And although we look forward to normality to return to this world, we can still reflect at any time upon the changing and beautiful seas, observe the many sea birds, some diving into the water. We are privileged to see turtles and dolphins and have many incredible places to visit just on our doorstep, so to speak.
We welcome places to be inspired, it can be a small stream, waterfall, forest or even a field full of wildflowers. Nature is here to comfort and heal us.
And so we all need to venture out when we can in these changed times, to places of serenity to enjoy the fresh air, so healthy and for us all to share. We all need more tranquility and optimism than ever.

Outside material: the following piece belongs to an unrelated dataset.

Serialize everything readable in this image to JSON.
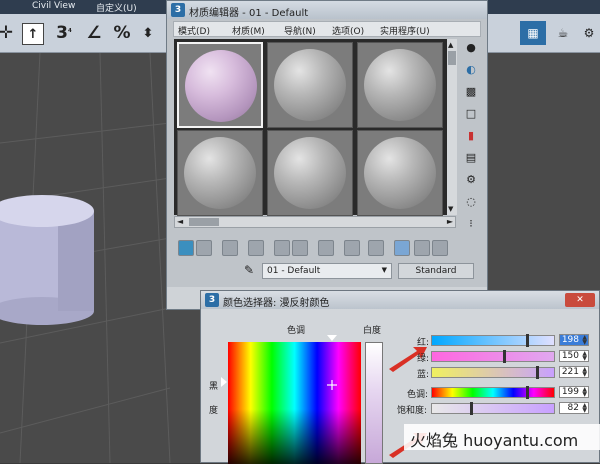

Remember that only humans know about this virus. Nature all around us acts as an antidote for any frustrations any of us may be feeling. We become inspired and at peace with ourselves when we understand the outside world.
None of us are experts in life and we all need to stay confident and positive whilst staying safe. I believe to be positive is a discipline and exciting too, as we don’t know what tomorrow will bring – but we all live in hope.
At the end of the day, unless we truly believe that our lives will be better, we are unlikely to take that initial step to take responsibility for making it so.
As we are all in this together it’s important to remember “Sweet is the day of contentment”, enjoy life and stay safe. Happy days.
Judith is from North Yorkshire where she lived with her three children. Initially qualifying as a shorthand typist / book-keeper, she then attended art college for three years and had her own pottery and design studio. A further career change took her to university to where she qualified as a mental health professional, a career that spanned 30 years.
In 2009, Judith retired at 65 years of age and moved here permanently. She now lives in Ciftlik with her Turkish husband and fourteen rescued animals. Loving art of any description, the Turkish culture, travel and history prompted Judith to write her own blogs to lift to peoples’ spirits and keep them feeling positive. “Turkey and living here is my dream and I’m very happy to be a contributor to Fethiye Times.”